_Your instructions_: Print out the full listing exactly as it reads.

_Data for review_:
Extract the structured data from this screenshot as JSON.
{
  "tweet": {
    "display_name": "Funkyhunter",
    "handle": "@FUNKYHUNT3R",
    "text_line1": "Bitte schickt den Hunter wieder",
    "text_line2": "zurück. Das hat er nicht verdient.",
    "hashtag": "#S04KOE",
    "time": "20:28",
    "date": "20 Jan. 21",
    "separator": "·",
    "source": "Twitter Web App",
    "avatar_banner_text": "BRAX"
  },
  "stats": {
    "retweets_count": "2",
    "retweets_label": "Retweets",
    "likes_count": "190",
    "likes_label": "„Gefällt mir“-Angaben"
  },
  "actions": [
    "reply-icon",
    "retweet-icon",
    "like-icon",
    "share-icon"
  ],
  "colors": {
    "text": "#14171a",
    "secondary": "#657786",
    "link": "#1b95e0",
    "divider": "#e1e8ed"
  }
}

_Exercise output_:
Extract the structured data from this screenshot as JSON.
{
  "tweet": {
    "display_name": "Funkyhunter",
    "handle": "@FUNKYHUNT3R",
    "text_line1": "Bitte schickt den Hunter wieder",
    "text_line2": "zurück. Das hat er nicht verdient.",
    "hashtag": "#S04KOE",
    "time": "20:28",
    "date": "20 Jan. 21",
    "separator": "·",
    "source": "Twitter Web App",
    "avatar_banner_text": "BRAX"
  },
  "stats": {
    "retweets_count": "2",
    "retweets_label": "Retweets",
    "likes_count": "190",
    "likes_label": "„Gefällt mir“-Angaben"
  },
  "actions": [
    "reply-icon",
    "retweet-icon",
    "like-icon",
    "share-icon"
  ],
  "colors": {
    "text": "#14171a",
    "secondary": "#657786",
    "link": "#1b95e0",
    "divider": "#e1e8ed"
  }
}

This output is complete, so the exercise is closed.